Aim of the exercise = The answer must be every line of the data that holds the word "chevron".

'''

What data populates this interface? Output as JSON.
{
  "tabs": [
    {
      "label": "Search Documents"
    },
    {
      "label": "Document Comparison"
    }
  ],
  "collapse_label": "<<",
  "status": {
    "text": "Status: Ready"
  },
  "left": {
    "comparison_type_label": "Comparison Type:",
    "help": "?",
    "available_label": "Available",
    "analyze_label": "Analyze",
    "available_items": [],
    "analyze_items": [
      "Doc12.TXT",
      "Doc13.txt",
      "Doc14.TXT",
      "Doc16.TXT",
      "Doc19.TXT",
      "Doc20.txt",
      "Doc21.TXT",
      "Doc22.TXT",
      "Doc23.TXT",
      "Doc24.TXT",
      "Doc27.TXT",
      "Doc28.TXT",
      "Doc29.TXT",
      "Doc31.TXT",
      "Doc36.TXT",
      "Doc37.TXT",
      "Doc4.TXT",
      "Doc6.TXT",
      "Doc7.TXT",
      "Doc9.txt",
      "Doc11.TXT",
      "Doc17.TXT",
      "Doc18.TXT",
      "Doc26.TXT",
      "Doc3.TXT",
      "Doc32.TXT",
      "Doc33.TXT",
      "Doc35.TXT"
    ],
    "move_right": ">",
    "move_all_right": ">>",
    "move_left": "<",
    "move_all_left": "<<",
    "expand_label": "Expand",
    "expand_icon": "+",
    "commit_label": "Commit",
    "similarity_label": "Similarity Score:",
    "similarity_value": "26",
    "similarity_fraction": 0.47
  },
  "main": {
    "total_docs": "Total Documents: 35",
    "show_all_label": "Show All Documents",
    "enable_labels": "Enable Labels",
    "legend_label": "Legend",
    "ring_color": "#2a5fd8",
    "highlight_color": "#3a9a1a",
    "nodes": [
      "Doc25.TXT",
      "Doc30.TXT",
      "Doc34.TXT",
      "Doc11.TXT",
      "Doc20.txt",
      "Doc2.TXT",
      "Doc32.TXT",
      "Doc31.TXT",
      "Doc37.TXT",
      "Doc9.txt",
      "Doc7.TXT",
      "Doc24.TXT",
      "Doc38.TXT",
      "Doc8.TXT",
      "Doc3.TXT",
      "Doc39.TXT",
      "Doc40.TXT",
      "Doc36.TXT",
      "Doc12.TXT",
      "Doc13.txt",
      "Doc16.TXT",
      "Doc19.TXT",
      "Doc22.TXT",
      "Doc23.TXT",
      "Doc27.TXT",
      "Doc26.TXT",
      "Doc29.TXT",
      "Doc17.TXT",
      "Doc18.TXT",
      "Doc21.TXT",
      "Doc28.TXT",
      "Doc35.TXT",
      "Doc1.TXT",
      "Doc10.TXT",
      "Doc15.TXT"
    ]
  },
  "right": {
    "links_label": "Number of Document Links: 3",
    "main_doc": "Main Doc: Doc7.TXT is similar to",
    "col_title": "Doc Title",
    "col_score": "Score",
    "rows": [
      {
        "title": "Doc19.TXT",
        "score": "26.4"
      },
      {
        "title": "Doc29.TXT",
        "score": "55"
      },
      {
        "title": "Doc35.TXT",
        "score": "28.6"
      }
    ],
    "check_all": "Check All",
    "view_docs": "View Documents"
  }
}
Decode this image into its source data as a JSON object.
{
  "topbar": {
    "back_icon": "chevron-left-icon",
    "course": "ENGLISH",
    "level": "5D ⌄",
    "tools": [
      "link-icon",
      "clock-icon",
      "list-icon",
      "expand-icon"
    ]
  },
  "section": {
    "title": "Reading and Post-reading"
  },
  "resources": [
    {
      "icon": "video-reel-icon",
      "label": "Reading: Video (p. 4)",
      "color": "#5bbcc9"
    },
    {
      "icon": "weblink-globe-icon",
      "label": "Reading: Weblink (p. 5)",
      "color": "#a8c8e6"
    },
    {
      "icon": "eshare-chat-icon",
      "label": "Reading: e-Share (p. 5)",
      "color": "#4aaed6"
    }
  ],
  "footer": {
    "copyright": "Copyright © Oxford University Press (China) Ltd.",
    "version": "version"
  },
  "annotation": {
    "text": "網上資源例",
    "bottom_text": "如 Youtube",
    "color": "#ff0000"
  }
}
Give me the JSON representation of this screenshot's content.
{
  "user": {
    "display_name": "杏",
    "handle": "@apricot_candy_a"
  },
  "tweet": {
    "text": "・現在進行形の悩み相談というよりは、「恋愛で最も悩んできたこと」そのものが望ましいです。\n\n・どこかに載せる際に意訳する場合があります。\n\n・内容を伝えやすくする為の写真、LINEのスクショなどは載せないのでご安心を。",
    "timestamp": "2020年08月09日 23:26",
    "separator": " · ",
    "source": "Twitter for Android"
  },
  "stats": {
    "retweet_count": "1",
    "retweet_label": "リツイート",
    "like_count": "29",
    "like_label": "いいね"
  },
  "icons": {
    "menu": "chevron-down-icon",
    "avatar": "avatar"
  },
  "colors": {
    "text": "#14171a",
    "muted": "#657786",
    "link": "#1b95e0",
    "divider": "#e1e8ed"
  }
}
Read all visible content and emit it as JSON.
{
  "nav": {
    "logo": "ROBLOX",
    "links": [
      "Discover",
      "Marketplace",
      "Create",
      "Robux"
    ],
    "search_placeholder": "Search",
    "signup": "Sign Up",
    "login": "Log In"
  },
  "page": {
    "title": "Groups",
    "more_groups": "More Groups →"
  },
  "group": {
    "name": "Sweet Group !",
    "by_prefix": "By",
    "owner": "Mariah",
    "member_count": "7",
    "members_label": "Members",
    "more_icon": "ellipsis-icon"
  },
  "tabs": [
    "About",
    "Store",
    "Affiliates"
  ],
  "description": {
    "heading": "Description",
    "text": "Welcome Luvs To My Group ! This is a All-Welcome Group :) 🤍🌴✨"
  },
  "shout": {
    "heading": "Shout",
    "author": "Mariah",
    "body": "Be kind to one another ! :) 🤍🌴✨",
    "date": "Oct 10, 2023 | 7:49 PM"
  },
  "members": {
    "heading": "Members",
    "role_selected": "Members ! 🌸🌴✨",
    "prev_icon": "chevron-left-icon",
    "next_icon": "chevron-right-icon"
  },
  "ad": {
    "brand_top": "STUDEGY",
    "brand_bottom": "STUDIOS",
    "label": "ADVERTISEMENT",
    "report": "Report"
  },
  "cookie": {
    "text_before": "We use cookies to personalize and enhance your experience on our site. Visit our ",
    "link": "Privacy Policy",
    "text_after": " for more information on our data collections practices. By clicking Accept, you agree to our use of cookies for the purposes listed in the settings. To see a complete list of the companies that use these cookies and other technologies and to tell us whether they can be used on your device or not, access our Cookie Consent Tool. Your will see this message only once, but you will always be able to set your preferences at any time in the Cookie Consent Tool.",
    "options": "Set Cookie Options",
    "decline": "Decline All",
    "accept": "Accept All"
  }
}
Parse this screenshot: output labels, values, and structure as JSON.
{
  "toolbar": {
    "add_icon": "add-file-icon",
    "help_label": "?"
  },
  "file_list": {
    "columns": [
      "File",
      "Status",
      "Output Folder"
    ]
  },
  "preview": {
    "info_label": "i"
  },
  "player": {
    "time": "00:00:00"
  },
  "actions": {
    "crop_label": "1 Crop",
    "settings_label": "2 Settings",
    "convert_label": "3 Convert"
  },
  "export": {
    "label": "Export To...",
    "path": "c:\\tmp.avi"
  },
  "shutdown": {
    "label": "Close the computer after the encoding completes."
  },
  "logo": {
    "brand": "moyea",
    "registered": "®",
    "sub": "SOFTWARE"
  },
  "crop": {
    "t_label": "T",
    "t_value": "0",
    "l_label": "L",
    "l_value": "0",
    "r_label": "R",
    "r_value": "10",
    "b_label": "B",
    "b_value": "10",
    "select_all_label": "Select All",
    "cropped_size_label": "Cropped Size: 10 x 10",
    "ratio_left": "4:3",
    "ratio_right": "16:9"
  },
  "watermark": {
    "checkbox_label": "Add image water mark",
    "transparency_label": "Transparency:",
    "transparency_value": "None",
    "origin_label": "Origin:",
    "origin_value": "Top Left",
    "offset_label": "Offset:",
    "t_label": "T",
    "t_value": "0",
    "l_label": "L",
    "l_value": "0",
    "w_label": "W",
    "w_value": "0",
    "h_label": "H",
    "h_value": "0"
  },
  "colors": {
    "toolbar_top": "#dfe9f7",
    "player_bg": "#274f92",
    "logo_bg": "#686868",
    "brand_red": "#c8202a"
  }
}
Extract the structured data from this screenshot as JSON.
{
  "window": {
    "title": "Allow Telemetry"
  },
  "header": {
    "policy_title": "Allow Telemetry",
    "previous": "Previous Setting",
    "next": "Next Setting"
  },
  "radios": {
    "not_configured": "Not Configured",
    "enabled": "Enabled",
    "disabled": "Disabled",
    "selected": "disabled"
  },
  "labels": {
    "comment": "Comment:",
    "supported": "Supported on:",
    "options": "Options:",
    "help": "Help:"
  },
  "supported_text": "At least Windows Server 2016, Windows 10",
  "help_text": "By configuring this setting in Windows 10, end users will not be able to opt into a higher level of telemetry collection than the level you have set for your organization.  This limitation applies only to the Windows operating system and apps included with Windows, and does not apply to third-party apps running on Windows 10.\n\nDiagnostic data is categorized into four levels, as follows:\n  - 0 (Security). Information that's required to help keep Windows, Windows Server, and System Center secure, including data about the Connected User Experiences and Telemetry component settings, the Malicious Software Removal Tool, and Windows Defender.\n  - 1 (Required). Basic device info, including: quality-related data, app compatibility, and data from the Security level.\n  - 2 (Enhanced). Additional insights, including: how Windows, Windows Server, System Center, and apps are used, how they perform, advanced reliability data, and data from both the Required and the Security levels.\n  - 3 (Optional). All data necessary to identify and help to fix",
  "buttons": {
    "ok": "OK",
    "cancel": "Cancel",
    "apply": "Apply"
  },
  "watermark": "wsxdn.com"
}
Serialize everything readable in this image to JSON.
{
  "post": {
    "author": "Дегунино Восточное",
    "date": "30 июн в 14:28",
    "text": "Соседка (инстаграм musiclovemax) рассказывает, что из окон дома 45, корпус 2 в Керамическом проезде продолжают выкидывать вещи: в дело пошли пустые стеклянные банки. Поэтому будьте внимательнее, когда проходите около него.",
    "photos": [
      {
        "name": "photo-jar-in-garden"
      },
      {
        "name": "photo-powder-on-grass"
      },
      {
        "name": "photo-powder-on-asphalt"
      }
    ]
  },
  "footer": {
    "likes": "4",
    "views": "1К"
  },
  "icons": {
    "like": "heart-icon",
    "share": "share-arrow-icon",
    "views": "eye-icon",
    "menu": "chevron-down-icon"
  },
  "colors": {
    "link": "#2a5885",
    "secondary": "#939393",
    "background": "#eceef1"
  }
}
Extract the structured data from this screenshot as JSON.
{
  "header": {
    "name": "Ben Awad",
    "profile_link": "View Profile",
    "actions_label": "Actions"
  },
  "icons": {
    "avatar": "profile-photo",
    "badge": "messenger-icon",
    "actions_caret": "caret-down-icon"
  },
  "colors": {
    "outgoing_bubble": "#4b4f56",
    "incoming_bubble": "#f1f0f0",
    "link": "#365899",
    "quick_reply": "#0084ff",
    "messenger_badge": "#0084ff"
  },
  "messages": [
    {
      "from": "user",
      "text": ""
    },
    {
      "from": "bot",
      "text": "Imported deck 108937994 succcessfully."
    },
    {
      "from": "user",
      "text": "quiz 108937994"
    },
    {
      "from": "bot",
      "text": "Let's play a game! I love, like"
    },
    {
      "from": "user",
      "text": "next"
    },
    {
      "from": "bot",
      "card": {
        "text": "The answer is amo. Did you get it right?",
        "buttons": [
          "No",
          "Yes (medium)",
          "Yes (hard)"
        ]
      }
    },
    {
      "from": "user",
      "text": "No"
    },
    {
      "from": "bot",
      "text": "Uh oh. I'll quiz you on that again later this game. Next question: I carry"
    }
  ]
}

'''

Response to the task =
    "back_icon": "chevron-left-icon",
    "menu": "chevron-down-icon",
    "prev_icon": "chevron-left-icon",
    "next_icon": "chevron-right-icon"
    "menu": "chevron-down-icon"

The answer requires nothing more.